__WORK INSTRUCTION__: Say only how many lines in the entries below contain the word "Edit".

== DATA FOR ANALYSIS ==

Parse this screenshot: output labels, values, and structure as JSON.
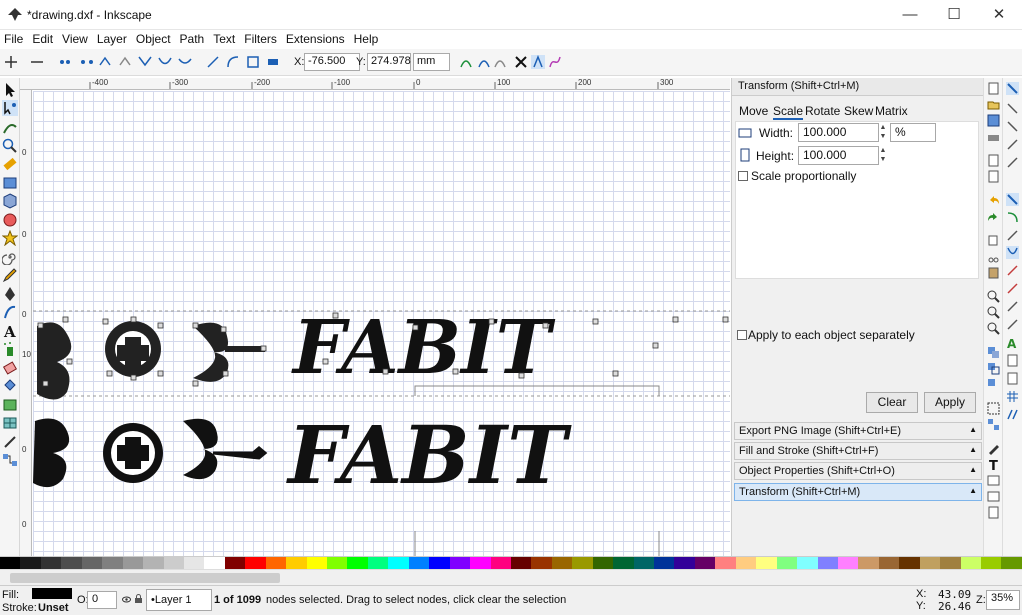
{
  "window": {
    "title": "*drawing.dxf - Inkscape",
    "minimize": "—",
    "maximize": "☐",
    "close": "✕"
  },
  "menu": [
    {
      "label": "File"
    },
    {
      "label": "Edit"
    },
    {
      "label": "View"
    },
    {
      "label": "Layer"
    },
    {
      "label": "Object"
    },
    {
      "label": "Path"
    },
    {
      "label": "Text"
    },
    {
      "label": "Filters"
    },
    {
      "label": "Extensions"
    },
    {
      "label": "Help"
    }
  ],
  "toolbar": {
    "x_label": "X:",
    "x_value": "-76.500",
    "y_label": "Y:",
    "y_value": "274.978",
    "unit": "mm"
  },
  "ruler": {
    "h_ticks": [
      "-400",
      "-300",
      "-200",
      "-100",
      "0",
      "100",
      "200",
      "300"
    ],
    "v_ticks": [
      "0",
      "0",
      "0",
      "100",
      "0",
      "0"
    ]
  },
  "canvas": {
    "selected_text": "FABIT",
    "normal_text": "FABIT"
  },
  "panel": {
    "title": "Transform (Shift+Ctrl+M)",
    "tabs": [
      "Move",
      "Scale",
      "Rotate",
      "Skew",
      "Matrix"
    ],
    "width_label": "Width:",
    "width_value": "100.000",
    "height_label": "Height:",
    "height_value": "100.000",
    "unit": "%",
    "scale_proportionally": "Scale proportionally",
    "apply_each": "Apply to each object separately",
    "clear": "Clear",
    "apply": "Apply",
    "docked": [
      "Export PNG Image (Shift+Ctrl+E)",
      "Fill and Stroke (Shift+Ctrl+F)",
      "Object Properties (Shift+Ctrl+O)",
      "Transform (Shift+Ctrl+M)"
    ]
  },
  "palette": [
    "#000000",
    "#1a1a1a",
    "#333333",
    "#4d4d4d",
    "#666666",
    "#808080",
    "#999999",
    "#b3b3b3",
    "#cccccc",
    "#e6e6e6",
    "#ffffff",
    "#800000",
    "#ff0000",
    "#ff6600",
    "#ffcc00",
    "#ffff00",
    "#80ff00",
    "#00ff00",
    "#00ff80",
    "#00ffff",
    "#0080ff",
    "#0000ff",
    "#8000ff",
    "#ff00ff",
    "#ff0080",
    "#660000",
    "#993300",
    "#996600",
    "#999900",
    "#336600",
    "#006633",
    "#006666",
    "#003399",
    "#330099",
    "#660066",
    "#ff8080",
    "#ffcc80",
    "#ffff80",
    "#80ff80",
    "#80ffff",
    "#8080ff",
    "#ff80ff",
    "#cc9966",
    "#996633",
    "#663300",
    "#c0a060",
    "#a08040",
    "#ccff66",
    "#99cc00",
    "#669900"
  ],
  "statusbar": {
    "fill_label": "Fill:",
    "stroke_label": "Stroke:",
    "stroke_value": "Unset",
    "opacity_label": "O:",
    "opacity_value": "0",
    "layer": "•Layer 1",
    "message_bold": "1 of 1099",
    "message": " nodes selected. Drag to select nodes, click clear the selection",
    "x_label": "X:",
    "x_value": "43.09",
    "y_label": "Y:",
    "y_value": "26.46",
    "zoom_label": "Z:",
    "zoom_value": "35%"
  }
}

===
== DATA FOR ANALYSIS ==

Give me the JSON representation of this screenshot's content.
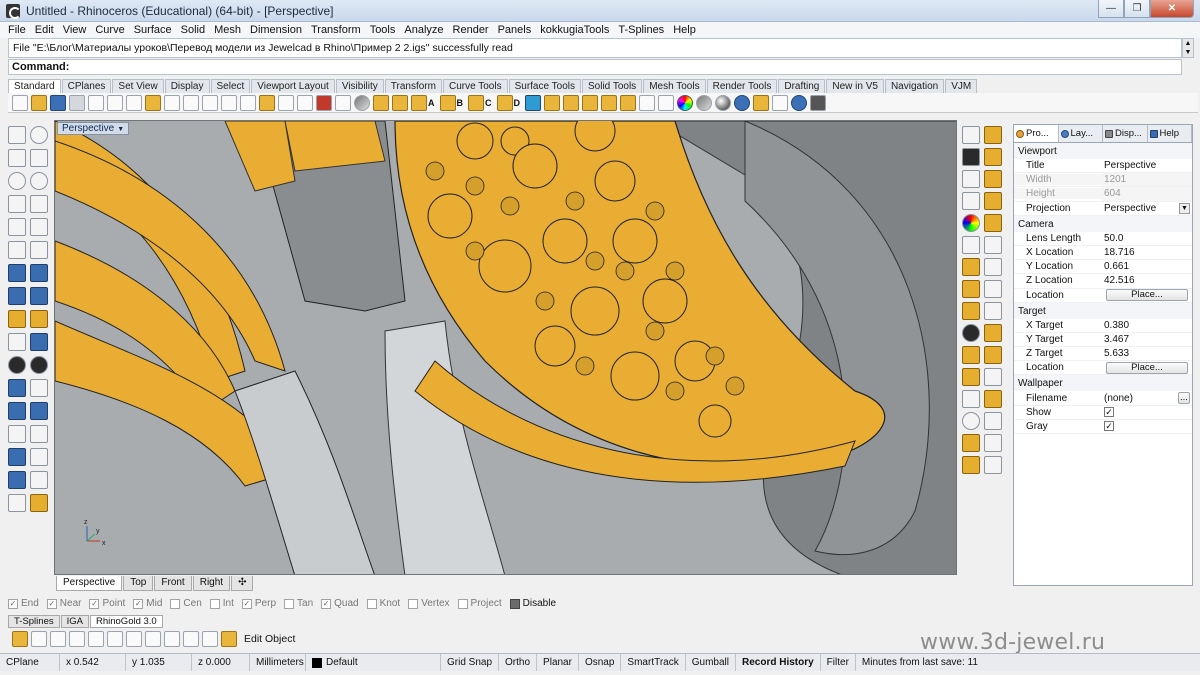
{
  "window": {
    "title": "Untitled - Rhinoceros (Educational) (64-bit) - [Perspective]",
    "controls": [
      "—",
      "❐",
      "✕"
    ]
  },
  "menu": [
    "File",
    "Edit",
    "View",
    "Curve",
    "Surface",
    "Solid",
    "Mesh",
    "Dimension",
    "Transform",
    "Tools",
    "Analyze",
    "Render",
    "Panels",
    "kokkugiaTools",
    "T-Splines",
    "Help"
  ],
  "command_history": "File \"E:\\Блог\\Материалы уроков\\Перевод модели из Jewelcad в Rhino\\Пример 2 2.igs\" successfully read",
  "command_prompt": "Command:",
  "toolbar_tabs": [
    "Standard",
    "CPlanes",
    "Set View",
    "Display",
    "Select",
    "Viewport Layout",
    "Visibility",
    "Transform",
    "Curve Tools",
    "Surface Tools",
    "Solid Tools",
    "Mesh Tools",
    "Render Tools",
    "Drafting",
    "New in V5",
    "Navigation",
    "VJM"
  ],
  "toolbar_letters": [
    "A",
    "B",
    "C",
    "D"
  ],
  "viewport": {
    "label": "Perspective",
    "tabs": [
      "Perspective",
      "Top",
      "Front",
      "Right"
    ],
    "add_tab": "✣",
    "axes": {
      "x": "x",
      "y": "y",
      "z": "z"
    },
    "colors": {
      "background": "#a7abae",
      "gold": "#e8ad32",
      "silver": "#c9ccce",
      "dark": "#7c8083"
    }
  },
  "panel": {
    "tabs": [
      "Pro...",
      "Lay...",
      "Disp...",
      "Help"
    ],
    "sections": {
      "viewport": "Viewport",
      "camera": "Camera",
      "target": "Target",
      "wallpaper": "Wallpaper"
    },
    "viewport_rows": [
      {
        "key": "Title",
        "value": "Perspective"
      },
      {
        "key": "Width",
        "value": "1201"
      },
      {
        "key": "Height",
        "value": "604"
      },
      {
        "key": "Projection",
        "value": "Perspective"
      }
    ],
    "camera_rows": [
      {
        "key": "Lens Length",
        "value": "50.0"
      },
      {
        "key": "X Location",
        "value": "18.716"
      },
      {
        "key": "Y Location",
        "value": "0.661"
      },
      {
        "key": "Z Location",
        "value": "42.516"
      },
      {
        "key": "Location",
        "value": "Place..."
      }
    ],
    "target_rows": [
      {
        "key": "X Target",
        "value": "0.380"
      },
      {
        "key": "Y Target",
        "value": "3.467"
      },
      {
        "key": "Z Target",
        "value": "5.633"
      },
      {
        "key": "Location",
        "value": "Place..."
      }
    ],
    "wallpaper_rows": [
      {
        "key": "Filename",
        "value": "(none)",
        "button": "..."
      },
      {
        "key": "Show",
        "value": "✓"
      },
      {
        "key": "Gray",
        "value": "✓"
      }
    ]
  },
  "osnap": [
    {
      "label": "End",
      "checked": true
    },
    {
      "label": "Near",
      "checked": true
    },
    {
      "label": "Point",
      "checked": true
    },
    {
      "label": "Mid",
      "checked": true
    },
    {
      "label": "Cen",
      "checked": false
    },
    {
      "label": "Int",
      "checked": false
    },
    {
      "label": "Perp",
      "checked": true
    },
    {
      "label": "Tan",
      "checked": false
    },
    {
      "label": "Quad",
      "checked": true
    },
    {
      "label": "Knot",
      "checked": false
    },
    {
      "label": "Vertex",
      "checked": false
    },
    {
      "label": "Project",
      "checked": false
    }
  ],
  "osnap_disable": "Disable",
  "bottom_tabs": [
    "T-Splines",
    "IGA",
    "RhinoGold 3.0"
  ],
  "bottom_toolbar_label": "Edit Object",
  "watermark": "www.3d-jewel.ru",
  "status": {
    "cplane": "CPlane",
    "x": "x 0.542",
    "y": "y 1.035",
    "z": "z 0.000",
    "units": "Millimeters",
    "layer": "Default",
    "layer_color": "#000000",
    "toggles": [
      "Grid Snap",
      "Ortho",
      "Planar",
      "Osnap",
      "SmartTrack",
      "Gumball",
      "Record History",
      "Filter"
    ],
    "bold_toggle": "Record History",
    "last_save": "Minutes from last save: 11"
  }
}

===

__THE ANSWER__: 3